__Data listing__:
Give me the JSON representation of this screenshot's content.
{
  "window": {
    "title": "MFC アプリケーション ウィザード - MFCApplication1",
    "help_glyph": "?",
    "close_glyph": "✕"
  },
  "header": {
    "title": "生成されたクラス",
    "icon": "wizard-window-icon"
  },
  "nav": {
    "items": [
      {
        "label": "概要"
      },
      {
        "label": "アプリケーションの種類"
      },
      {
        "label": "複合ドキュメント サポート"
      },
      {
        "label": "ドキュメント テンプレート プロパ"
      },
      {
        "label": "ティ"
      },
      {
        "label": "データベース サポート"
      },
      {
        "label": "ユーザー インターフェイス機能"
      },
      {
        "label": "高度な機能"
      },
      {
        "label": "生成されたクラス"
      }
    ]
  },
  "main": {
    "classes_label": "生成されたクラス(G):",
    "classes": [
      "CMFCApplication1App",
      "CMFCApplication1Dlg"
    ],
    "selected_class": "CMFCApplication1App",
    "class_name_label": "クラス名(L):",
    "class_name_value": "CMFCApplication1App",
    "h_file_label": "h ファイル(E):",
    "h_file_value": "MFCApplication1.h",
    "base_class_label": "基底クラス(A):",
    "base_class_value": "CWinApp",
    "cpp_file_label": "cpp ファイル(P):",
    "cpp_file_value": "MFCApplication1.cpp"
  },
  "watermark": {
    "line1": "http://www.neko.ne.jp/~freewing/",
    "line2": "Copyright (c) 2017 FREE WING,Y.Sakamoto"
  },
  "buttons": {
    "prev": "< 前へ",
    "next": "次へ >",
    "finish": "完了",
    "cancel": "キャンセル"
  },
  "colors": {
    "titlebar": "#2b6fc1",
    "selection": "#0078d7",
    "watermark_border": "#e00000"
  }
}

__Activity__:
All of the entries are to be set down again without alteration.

__Finished task__:
Give me the JSON representation of this screenshot's content.
{
  "window": {
    "title": "MFC アプリケーション ウィザード - MFCApplication1",
    "help_glyph": "?",
    "close_glyph": "✕"
  },
  "header": {
    "title": "生成されたクラス",
    "icon": "wizard-window-icon"
  },
  "nav": {
    "items": [
      {
        "label": "概要"
      },
      {
        "label": "アプリケーションの種類"
      },
      {
        "label": "複合ドキュメント サポート"
      },
      {
        "label": "ドキュメント テンプレート プロパ"
      },
      {
        "label": "ティ"
      },
      {
        "label": "データベース サポート"
      },
      {
        "label": "ユーザー インターフェイス機能"
      },
      {
        "label": "高度な機能"
      },
      {
        "label": "生成されたクラス"
      }
    ]
  },
  "main": {
    "classes_label": "生成されたクラス(G):",
    "classes": [
      "CMFCApplication1App",
      "CMFCApplication1Dlg"
    ],
    "selected_class": "CMFCApplication1App",
    "class_name_label": "クラス名(L):",
    "class_name_value": "CMFCApplication1App",
    "h_file_label": "h ファイル(E):",
    "h_file_value": "MFCApplication1.h",
    "base_class_label": "基底クラス(A):",
    "base_class_value": "CWinApp",
    "cpp_file_label": "cpp ファイル(P):",
    "cpp_file_value": "MFCApplication1.cpp"
  },
  "watermark": {
    "line1": "http://www.neko.ne.jp/~freewing/",
    "line2": "Copyright (c) 2017 FREE WING,Y.Sakamoto"
  },
  "buttons": {
    "prev": "< 前へ",
    "next": "次へ >",
    "finish": "完了",
    "cancel": "キャンセル"
  },
  "colors": {
    "titlebar": "#2b6fc1",
    "selection": "#0078d7",
    "watermark_border": "#e00000"
  }
}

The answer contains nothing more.